Beside the delicate abstract tempera paintings of László Lakner from the 60s, or his linocut entitled Tatlin, the Mao Bible does not only mark some kind of a centre of gravity due to the heaviness of the bronze. The book repeatedly tied with rope evokes Lakner’s book-objects from the seventies, however, the book cast from bronze is peculiarly memorial-like, as if it thematised Lakner’s own previous works and interests (for Maoism). (The first Mao Bible was created in 1987 – still in red –, while the cast bronze was prepared at the beginning of the 2010s.) “The Little Red Book” published in 1964 in China, containing quotations from Mao Tse-tung, appeared on the bookshelves of European left-wing intellectuals as well after ’68, and although Maoism has not become a significant ideology, the revolutionary commitment of many has been formed by it. The object, the position of which is made helpless and naked (unreadable) by the rope (while at the same time the object is also emphasised by it) was originally intended to be hanged, similarly to earlier book-objects: this position highlights the inconsistency of its role.

The Epic Love Story of a Warrior. The photo series of Péter Puklus is a subjective album inspired by the history of the twentieth century. Events, crises, states which are recorded by personal and collective memory; impressions that are merely evoked by still-lives, nudes, and portraits but are not tied to them. This is not about direct correspondences, the connection between pictures and the evoked reality is more indirect, metaphoric, and at the same time more ready to be rearranged.

The picture constructions of Beatrix Szörényi entitled Appendices are the impressions of one of her most elemental working methods: collecting. The way of presenting the collections, which start along a thought then grow with free associations and detours while picking up newer and newer layers, reflects their moment of coming into existence. The visual layers that may be corresponded to conceptual layers make the process of work transparent: pictures and surfaces layered upon each other complement and cover each other, while they create micro-stories like the sheets of a notebook. The sheets, however, are not permanently fixed; they maintain the possibility of rearrangement and re-thinking.

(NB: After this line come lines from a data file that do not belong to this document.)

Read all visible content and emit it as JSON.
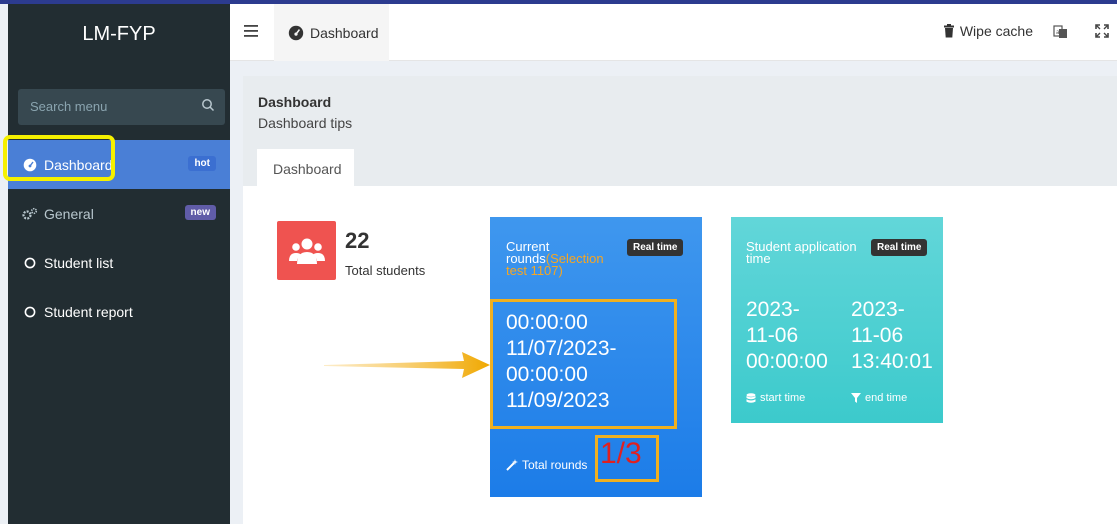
{
  "app": {
    "title": "LM-FYP"
  },
  "search": {
    "placeholder": "Search menu"
  },
  "sidebar": {
    "items": [
      {
        "label": "Dashboard",
        "badge": "hot",
        "icon": "dashboard-icon",
        "active": true
      },
      {
        "label": "General",
        "badge": "new",
        "icon": "gears-icon"
      },
      {
        "label": "Student list",
        "icon": "circle-icon"
      },
      {
        "label": "Student report",
        "icon": "circle-icon"
      }
    ]
  },
  "header": {
    "tab_label": "Dashboard",
    "wipe_cache": "Wipe cache"
  },
  "content": {
    "title": "Dashboard",
    "tips": "Dashboard tips",
    "tab": "Dashboard"
  },
  "stats": {
    "total_students_value": "22",
    "total_students_label": "Total students"
  },
  "rounds_card": {
    "title": "Current rounds",
    "selection": "(Selection test 1107)",
    "badge": "Real time",
    "times": [
      "00:00:00",
      "11/07/2023-",
      "00:00:00",
      "11/09/2023"
    ],
    "footer_label": "Total rounds",
    "rounds_value": "1/3"
  },
  "application_card": {
    "title": "Student application time",
    "badge": "Real time",
    "start": [
      "2023-",
      "11-06",
      "00:00:00"
    ],
    "end": [
      "2023-",
      "11-06",
      "13:40:01"
    ],
    "start_label": "start time",
    "end_label": "end time"
  },
  "colors": {
    "sidebar_bg": "#222d32",
    "active_item": "#4a7fd6",
    "highlight": "#f5f000",
    "annotation": "#f0b020",
    "rounds_value": "#e02020",
    "blue_card": "#2a89ec",
    "teal_card": "#4fd0d2",
    "students_icon_bg": "#ef5350"
  }
}
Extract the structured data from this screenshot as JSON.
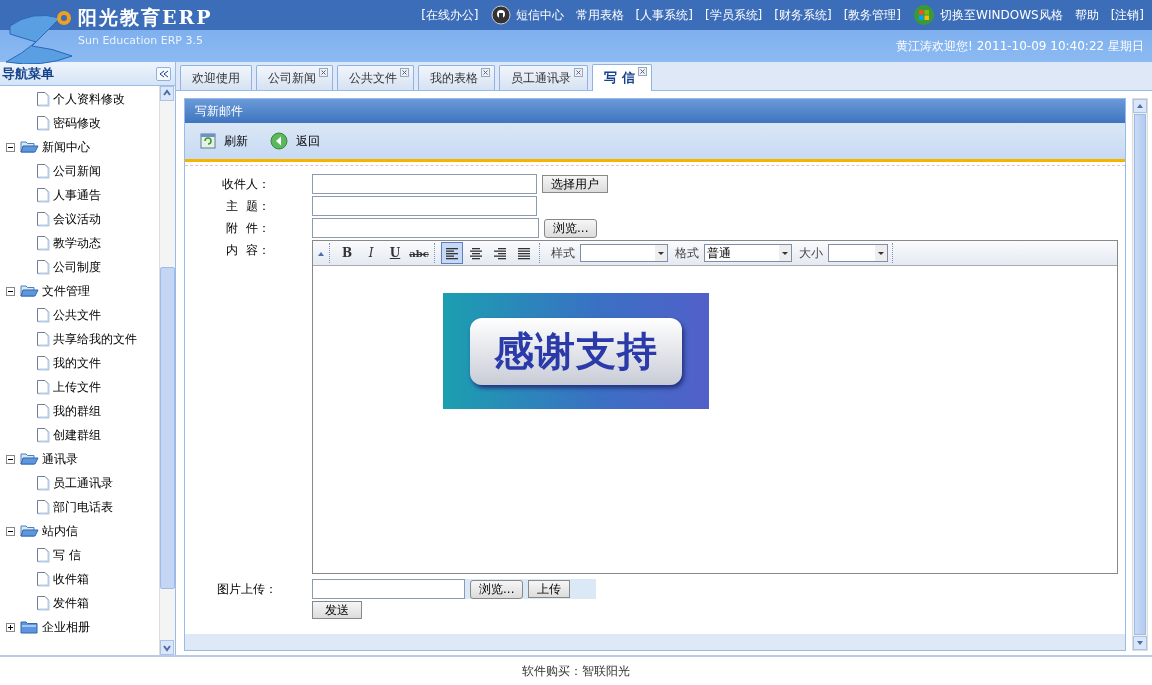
{
  "header": {
    "title": "阳光教育ERP",
    "subtitle": "Sun Education ERP 3.5",
    "nav": [
      {
        "label": "[在线办公]",
        "kind": "link"
      },
      {
        "label": "短信中心",
        "kind": "sms"
      },
      {
        "label": "常用表格",
        "kind": "link"
      },
      {
        "label": "[人事系统]",
        "kind": "link"
      },
      {
        "label": "[学员系统]",
        "kind": "link"
      },
      {
        "label": "[财务系统]",
        "kind": "link"
      },
      {
        "label": "[教务管理]",
        "kind": "link"
      },
      {
        "label": "切换至WINDOWS风格",
        "kind": "windows"
      },
      {
        "label": "帮助",
        "kind": "link"
      },
      {
        "label": "[注销]",
        "kind": "link"
      }
    ],
    "welcome": "黄江涛欢迎您! 2011-10-09 10:40:22 星期日"
  },
  "sidebar": {
    "title": "导航菜单",
    "tree": [
      {
        "label": "个人资料修改",
        "kind": "page"
      },
      {
        "label": "密码修改",
        "kind": "page"
      },
      {
        "label": "新闻中心",
        "kind": "folder",
        "expanded": true,
        "children": [
          {
            "label": "公司新闻",
            "kind": "page"
          },
          {
            "label": "人事通告",
            "kind": "page"
          },
          {
            "label": "会议活动",
            "kind": "page"
          },
          {
            "label": "教学动态",
            "kind": "page"
          },
          {
            "label": "公司制度",
            "kind": "page"
          }
        ]
      },
      {
        "label": "文件管理",
        "kind": "folder",
        "expanded": true,
        "children": [
          {
            "label": "公共文件",
            "kind": "page"
          },
          {
            "label": "共享给我的文件",
            "kind": "page"
          },
          {
            "label": "我的文件",
            "kind": "page"
          },
          {
            "label": "上传文件",
            "kind": "page"
          },
          {
            "label": "我的群组",
            "kind": "page"
          },
          {
            "label": "创建群组",
            "kind": "page"
          }
        ]
      },
      {
        "label": "通讯录",
        "kind": "folder",
        "expanded": true,
        "children": [
          {
            "label": "员工通讯录",
            "kind": "page"
          },
          {
            "label": "部门电话表",
            "kind": "page"
          }
        ]
      },
      {
        "label": "站内信",
        "kind": "folder",
        "expanded": true,
        "children": [
          {
            "label": "写 信",
            "kind": "page"
          },
          {
            "label": "收件箱",
            "kind": "page"
          },
          {
            "label": "发件箱",
            "kind": "page"
          }
        ]
      },
      {
        "label": "企业相册",
        "kind": "folder",
        "expanded": false
      }
    ]
  },
  "tabs": [
    {
      "label": "欢迎使用",
      "selected": false,
      "closable": false
    },
    {
      "label": "公司新闻",
      "selected": false,
      "closable": true
    },
    {
      "label": "公共文件",
      "selected": false,
      "closable": true
    },
    {
      "label": "我的表格",
      "selected": false,
      "closable": true
    },
    {
      "label": "员工通讯录",
      "selected": false,
      "closable": true
    },
    {
      "label": "写 信",
      "selected": true,
      "closable": true
    }
  ],
  "panel": {
    "title": "写新邮件",
    "toolbar": [
      {
        "label": "刷新",
        "kind": "refresh"
      },
      {
        "label": "返回",
        "kind": "back"
      }
    ],
    "form": {
      "recipient_label": "收件人：",
      "choose_user": "选择用户",
      "subject_label": "主  题：",
      "attachment_label": "附  件：",
      "browse": "浏览...",
      "content_label": "内  容：",
      "editor": {
        "format_buttons": [
          {
            "label": "B",
            "kind": "bold"
          },
          {
            "label": "I",
            "kind": "italic"
          },
          {
            "label": "U",
            "kind": "underline"
          },
          {
            "label": "abc",
            "kind": "strike"
          }
        ],
        "align_buttons": [
          {
            "kind": "left",
            "selected": true
          },
          {
            "kind": "center",
            "selected": false
          },
          {
            "kind": "right",
            "selected": false
          },
          {
            "kind": "justify",
            "selected": false
          }
        ],
        "selects": [
          {
            "label": "样式"
          },
          {
            "label": "格式",
            "value": "普通"
          },
          {
            "label": "大小"
          }
        ],
        "banner_text": "感谢支持"
      },
      "image_label": "图片上传：",
      "image_browse": "浏览...",
      "upload": "上传",
      "send": "发送"
    }
  },
  "footer": "软件购买：智联阳光"
}
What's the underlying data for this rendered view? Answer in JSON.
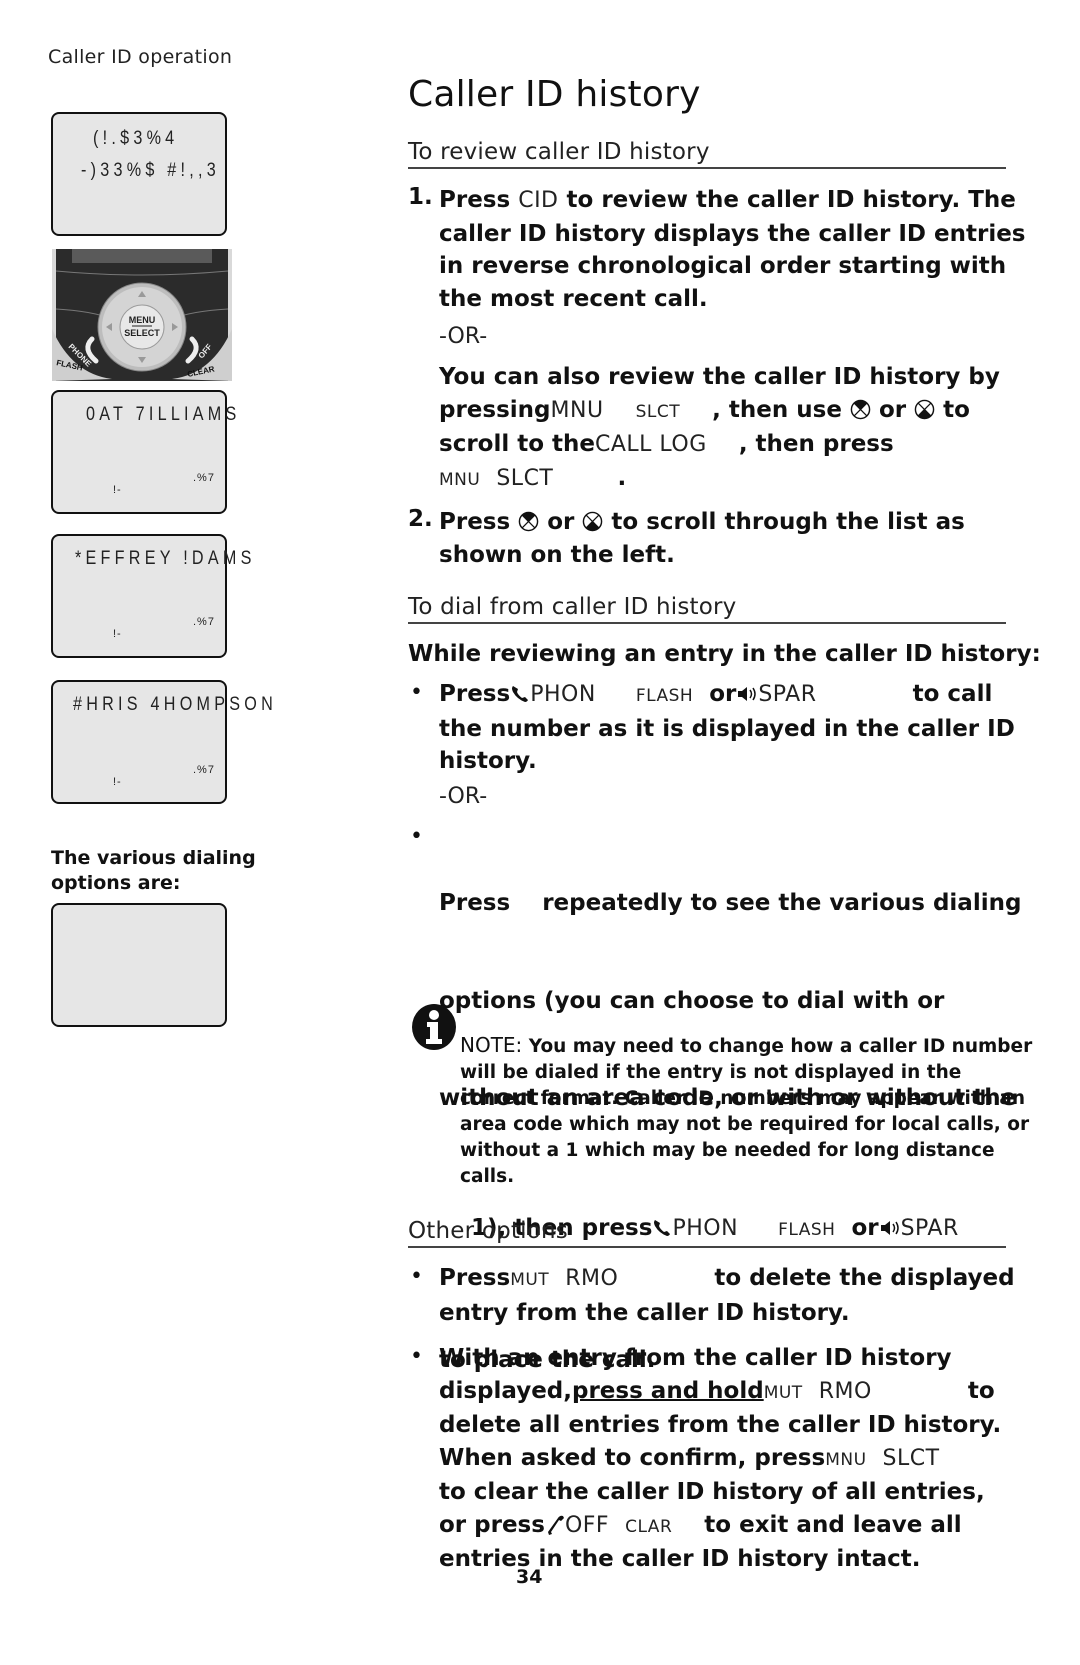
{
  "running_head": "Caller ID operation",
  "left_column": {
    "screens": [
      {
        "line1": "(!.$3%4",
        "line2": "-)33%$ #!,,3",
        "small_right": "",
        "small_left": ""
      },
      {
        "line1": "0AT 7ILLIAMS",
        "line2": "",
        "small_right": ".%7",
        "small_left": "!-"
      },
      {
        "line1": "*EFFREY !DAMS",
        "line2": "",
        "small_right": ".%7",
        "small_left": "!-"
      },
      {
        "line1": "#HRIS 4HOMPSON",
        "line2": "",
        "small_right": ".%7",
        "small_left": "!-"
      },
      {
        "line1": "",
        "line2": "",
        "small_right": "",
        "small_left": ""
      }
    ],
    "handset": {
      "menu_label": "MENU",
      "select_label": "SELECT",
      "phone_label": "PHONE",
      "flash_label": "FLASH",
      "off_label": "OFF",
      "clear_label": "CLEAR"
    },
    "caption": "The various dialing options are:"
  },
  "main": {
    "title": "Caller ID history",
    "sections": [
      {
        "heading": "To review caller ID history",
        "step1": {
          "number": "1.",
          "press": "Press",
          "key_cid": "CID",
          "text": "to review the caller ID history. The caller ID history displays the caller ID entries in reverse chronological order starting with the most recent call.",
          "or": "-OR-",
          "alt_a": "You can also review the caller ID history by",
          "alt_pressing": "pressing",
          "key_mnu": "MNU",
          "key_slct_sm": "SLCT",
          "alt_then_use": ", then use",
          "alt_or": "or",
          "alt_to": "to",
          "alt_scroll": "scroll to the",
          "key_call_log": "CALL LOG",
          "alt_then_press": ", then press",
          "key_mnu_sm": "MNU",
          "key_slct": "SLCT",
          "period": "."
        },
        "step2": {
          "number": "2.",
          "press": "Press",
          "or": "or",
          "text_a": "to scroll through the list as",
          "text_b": "shown on the left."
        }
      },
      {
        "heading": "To dial from caller ID history",
        "intro": "While reviewing an entry in the caller ID history:",
        "bullet1": {
          "press": "Press",
          "key_phon": "PHON",
          "key_flash": "FLASH",
          "or": "or",
          "key_spar": "SPAR",
          "text_a": "to call",
          "text_b": "the number as it is displayed in the caller ID",
          "text_c": "history."
        },
        "or": "-OR-",
        "bullet2": {
          "line1": "Press    repeatedly to see the various dialing",
          "line2": "options (you can choose to dial with or",
          "line3": "without an area code, or with or without the",
          "line4_a": "1), then press",
          "key_phon": "PHON",
          "key_flash": "FLASH",
          "or": "or",
          "key_spar": "SPAR",
          "line5": "to place the call."
        },
        "note": {
          "label": "NOTE:",
          "text": "You may need to change how a caller ID number will be dialed if the entry is not displayed in the correct format. Caller ID numbers may appear with an area code which may not be required for local calls, or without a 1 which may be needed for long distance calls."
        }
      },
      {
        "heading": "Other options",
        "bullet1": {
          "press": "Press",
          "key_mut": "MUT",
          "key_rmo": "RMO",
          "text_a": "to delete the displayed",
          "text_b": "entry from the caller ID history."
        },
        "bullet2": {
          "line1": "With an entry from the caller ID history",
          "line2_a": "displayed,",
          "line2_u": "press and hold",
          "key_mut": "MUT",
          "key_rmo": "RMO",
          "line2_b": "to",
          "line3": "delete all entries from the caller ID history.",
          "line4_a": "When asked to confirm, press",
          "key_mnu": "MNU",
          "key_slct": "SLCT",
          "line5": "to clear the caller ID history of all entries,",
          "line6_a": "or press",
          "key_off": "OFF",
          "key_clar": "CLAR",
          "line6_b": "to exit and leave all",
          "line7": "entries in the caller ID history intact."
        }
      }
    ]
  },
  "page_number": "34"
}
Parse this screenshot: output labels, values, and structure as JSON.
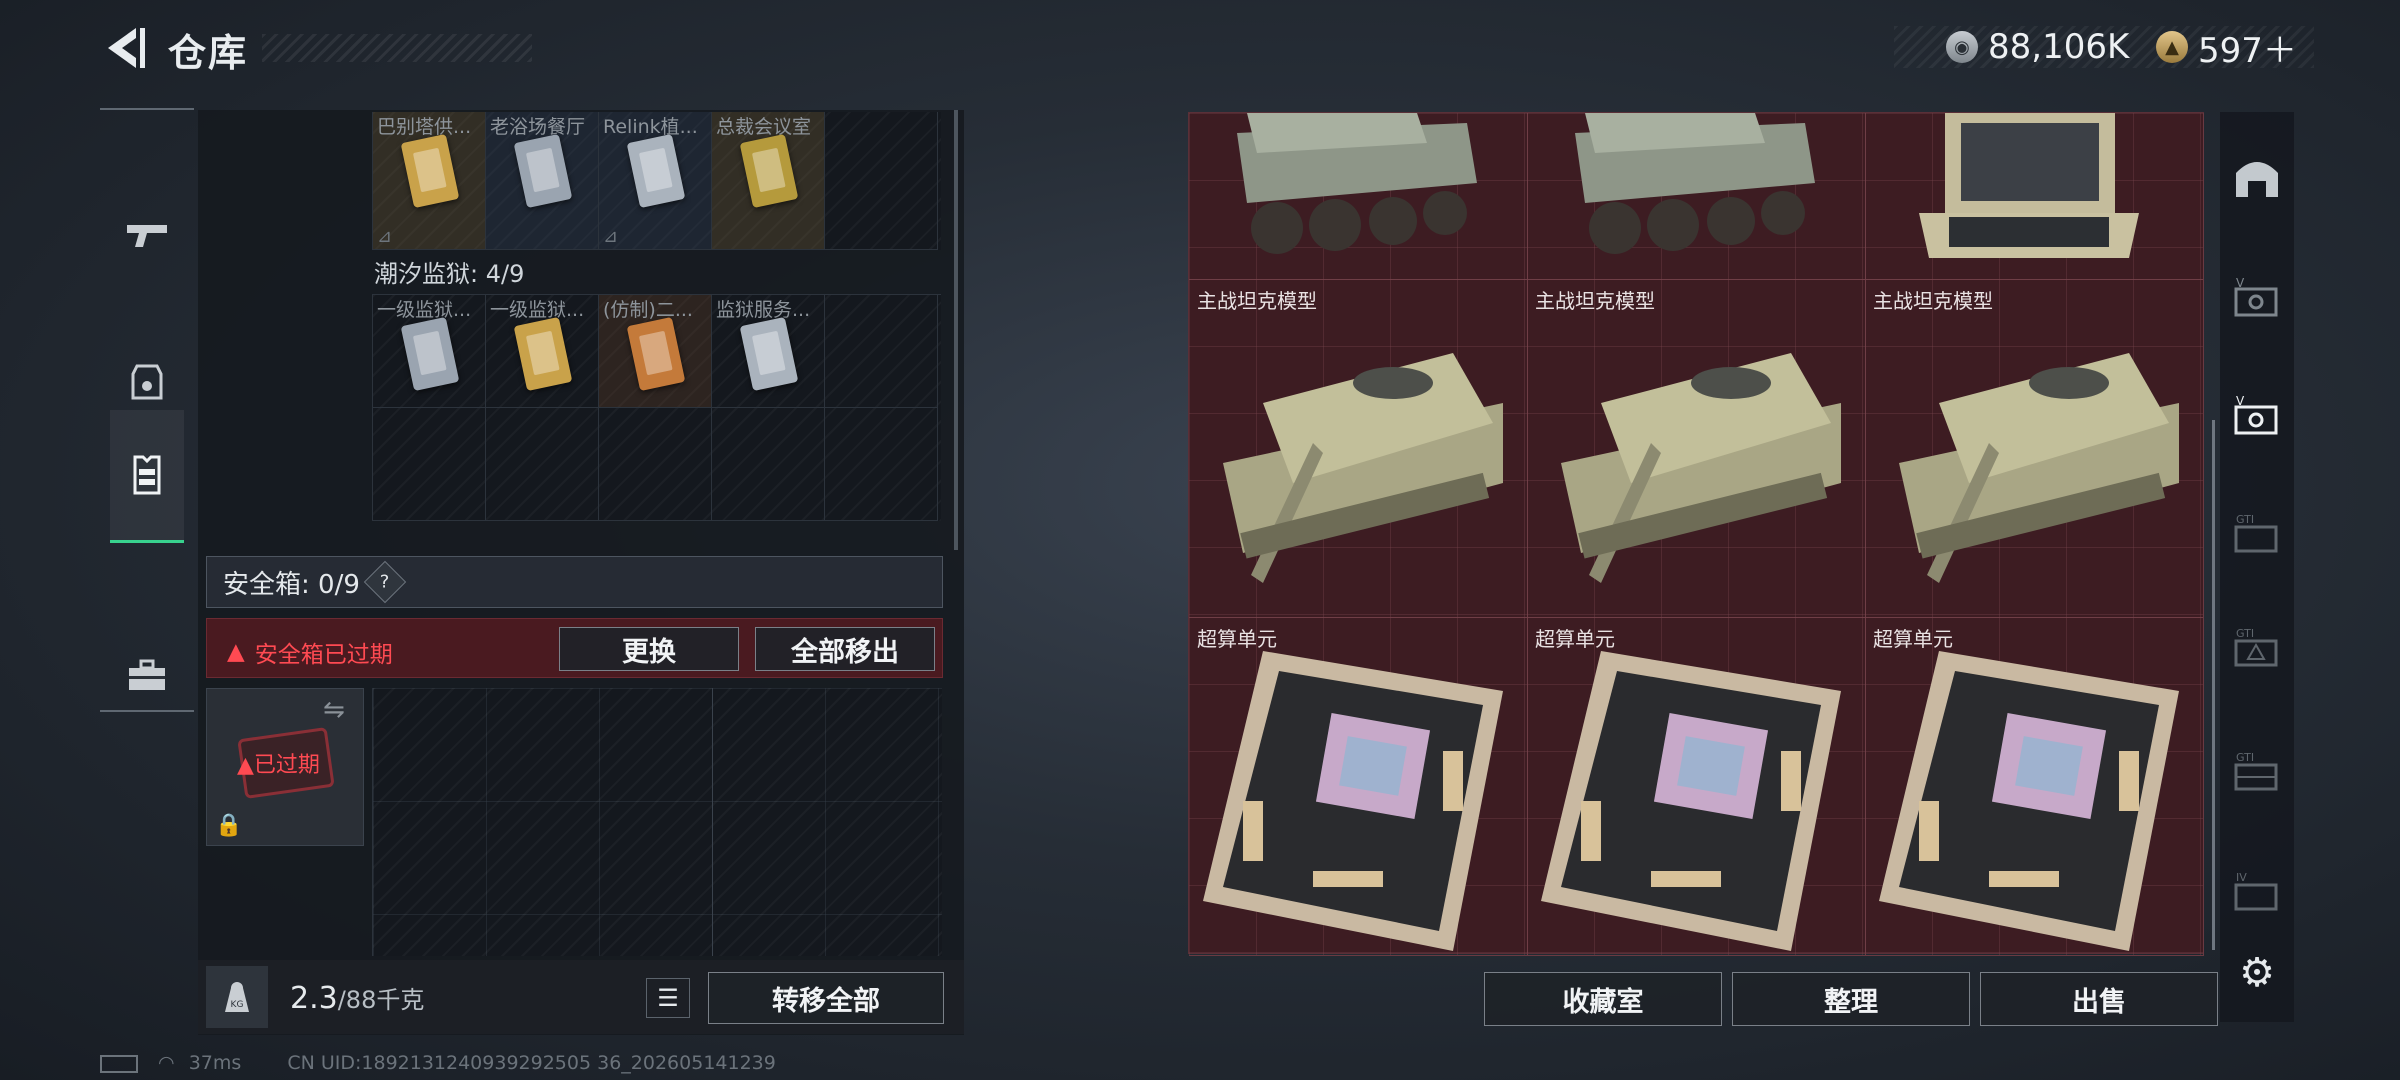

The starting point of the installation entitled A Modell from the Past is a found architectural maquette from the eighties. The plan – originally intended for a public building – has never been realised, while the maquette was corroded by time. Szörényi lifted this object from the past – which has lost its perspective without her intervention – even over the present moment in order to examine it from an imagined future. The scaffolding that holds the maquette in a sort of in-between state, while surrounding it like a shield, covers the building with plexi plates resembling solar collectors. A reality cut out of both time and space, a research centre which has broken away from the past but has not yet reached the future, maybe a floating space station. There are tiny concentric holes visible on the plexis, they are just like talking-windows in institutes where inside and outside are markedly differentiated. Only fractions of sounds get through these holes; understanding the past or perceiving the future seem equally impossible.